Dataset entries
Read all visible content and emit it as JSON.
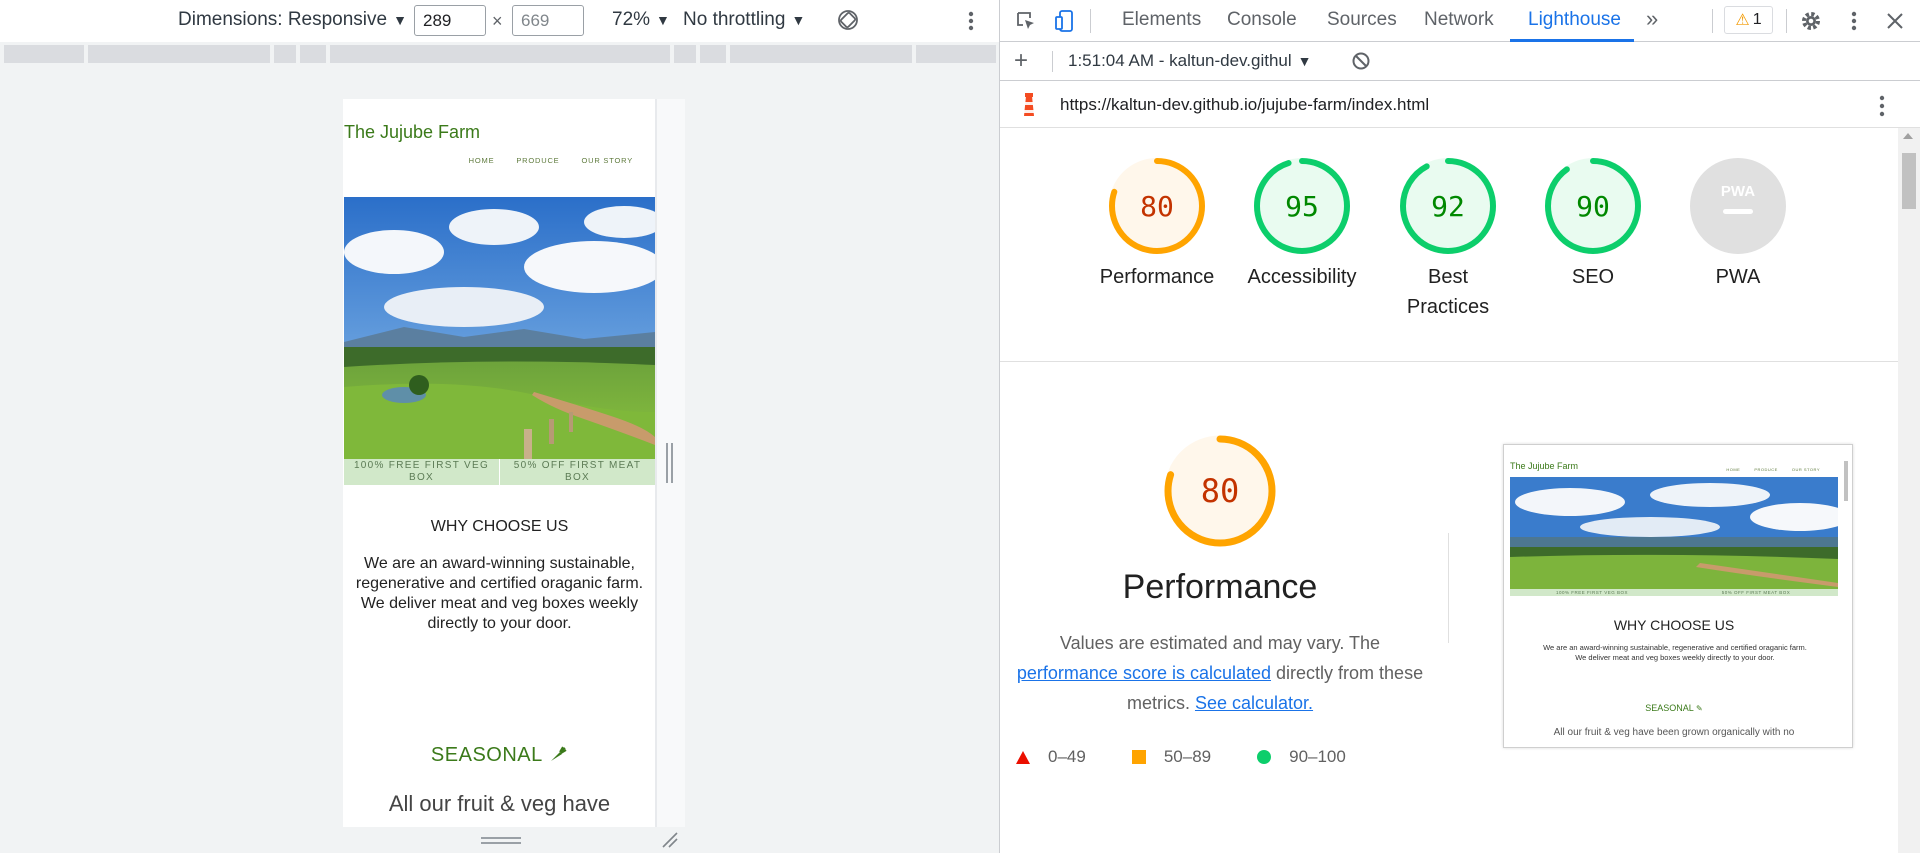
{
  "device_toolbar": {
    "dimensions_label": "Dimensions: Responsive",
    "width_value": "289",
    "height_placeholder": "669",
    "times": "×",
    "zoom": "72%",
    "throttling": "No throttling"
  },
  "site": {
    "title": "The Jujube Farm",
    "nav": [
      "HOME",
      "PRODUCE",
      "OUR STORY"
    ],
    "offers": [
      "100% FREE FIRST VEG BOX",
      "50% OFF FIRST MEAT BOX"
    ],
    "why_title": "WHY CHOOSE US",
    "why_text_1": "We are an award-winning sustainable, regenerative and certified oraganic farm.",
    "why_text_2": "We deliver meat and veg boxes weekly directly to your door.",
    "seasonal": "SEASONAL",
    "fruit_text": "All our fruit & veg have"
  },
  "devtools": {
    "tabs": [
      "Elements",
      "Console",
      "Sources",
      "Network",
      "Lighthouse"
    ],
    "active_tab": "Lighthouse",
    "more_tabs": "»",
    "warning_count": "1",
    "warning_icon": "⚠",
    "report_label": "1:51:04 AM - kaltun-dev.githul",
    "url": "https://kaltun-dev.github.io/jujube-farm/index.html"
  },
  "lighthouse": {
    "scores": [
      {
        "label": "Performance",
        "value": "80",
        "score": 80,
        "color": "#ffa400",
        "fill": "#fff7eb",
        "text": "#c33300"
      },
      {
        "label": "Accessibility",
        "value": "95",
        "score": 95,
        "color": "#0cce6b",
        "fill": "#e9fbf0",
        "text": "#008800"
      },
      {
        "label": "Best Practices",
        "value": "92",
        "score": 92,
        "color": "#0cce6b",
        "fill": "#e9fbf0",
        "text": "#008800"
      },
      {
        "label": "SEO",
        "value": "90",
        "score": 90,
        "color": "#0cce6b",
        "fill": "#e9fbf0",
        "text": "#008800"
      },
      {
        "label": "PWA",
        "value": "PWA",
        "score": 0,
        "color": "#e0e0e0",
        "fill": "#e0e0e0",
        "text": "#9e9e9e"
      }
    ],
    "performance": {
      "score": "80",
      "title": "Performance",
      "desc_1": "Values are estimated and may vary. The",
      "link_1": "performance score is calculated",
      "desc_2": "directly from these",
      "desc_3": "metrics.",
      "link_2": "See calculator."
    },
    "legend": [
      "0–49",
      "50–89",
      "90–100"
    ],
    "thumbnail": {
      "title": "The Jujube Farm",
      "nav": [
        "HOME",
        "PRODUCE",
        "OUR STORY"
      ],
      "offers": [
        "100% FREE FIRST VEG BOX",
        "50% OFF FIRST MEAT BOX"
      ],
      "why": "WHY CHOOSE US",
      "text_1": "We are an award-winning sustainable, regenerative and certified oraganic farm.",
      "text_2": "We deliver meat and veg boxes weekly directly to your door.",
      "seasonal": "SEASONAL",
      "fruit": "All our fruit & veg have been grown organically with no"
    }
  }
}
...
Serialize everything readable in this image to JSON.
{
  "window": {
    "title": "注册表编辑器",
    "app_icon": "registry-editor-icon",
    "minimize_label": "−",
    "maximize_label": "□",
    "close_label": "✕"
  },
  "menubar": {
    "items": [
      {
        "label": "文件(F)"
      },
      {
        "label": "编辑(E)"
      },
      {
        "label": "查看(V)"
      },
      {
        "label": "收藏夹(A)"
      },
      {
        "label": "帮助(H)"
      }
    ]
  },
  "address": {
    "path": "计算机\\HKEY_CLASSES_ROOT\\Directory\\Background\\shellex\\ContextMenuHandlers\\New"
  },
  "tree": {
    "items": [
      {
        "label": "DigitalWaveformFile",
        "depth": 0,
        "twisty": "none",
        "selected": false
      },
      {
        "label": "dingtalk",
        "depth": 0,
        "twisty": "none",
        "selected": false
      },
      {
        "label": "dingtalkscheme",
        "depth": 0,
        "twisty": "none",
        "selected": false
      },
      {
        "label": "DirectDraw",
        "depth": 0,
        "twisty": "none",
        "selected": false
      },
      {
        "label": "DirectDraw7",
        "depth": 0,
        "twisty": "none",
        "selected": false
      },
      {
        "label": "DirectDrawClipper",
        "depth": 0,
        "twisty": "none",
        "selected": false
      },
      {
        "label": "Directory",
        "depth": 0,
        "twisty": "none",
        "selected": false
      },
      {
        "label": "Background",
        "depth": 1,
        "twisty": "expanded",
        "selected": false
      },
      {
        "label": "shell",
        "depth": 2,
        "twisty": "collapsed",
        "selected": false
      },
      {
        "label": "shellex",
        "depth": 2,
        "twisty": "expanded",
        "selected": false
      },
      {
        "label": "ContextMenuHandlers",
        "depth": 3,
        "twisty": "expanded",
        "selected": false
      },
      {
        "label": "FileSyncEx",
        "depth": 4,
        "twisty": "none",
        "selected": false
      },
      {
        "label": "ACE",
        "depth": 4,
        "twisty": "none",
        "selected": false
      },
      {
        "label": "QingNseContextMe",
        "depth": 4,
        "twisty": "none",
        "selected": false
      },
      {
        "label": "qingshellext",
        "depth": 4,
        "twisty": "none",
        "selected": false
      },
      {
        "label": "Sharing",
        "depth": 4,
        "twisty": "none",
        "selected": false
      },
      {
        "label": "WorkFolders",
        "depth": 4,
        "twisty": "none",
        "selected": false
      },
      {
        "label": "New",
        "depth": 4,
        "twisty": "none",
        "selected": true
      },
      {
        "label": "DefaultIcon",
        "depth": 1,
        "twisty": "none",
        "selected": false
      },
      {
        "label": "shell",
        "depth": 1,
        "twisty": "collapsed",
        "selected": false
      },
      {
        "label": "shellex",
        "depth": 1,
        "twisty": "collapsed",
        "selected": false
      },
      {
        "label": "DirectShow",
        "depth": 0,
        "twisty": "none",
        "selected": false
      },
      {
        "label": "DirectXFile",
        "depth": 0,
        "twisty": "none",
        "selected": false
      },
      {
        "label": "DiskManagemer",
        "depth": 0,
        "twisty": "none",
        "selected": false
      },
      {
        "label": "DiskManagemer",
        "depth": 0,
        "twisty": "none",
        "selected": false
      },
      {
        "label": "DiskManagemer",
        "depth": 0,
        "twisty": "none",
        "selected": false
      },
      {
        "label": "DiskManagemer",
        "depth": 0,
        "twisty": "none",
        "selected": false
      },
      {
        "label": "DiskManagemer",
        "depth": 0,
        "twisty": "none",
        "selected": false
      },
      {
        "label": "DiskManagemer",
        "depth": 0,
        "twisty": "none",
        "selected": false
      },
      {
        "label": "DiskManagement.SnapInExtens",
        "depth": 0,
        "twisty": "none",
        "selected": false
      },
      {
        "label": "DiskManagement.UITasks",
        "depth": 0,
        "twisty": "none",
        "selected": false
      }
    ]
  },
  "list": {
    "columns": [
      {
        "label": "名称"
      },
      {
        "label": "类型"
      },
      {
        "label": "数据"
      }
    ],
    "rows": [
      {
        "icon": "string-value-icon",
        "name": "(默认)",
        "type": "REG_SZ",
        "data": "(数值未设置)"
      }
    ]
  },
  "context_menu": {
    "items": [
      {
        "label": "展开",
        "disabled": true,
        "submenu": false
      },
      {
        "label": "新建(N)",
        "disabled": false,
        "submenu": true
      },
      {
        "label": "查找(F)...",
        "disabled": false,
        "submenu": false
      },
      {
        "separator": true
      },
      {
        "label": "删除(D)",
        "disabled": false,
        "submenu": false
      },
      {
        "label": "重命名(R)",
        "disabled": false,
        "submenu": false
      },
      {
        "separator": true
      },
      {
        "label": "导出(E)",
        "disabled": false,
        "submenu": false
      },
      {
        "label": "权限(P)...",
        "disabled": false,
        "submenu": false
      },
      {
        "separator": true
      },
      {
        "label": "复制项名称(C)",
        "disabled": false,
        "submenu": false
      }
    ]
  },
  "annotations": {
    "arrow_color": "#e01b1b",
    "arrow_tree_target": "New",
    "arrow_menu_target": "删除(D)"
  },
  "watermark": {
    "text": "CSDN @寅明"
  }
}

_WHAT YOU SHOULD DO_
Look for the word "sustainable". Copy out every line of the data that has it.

_YOUR SOLUTION_
    "why_text_1": "We are an award-winning sustainable, regenerative and certified oraganic farm.",
      "text_1": "We are an award-winning sustainable, regenerative and certified oraganic farm.",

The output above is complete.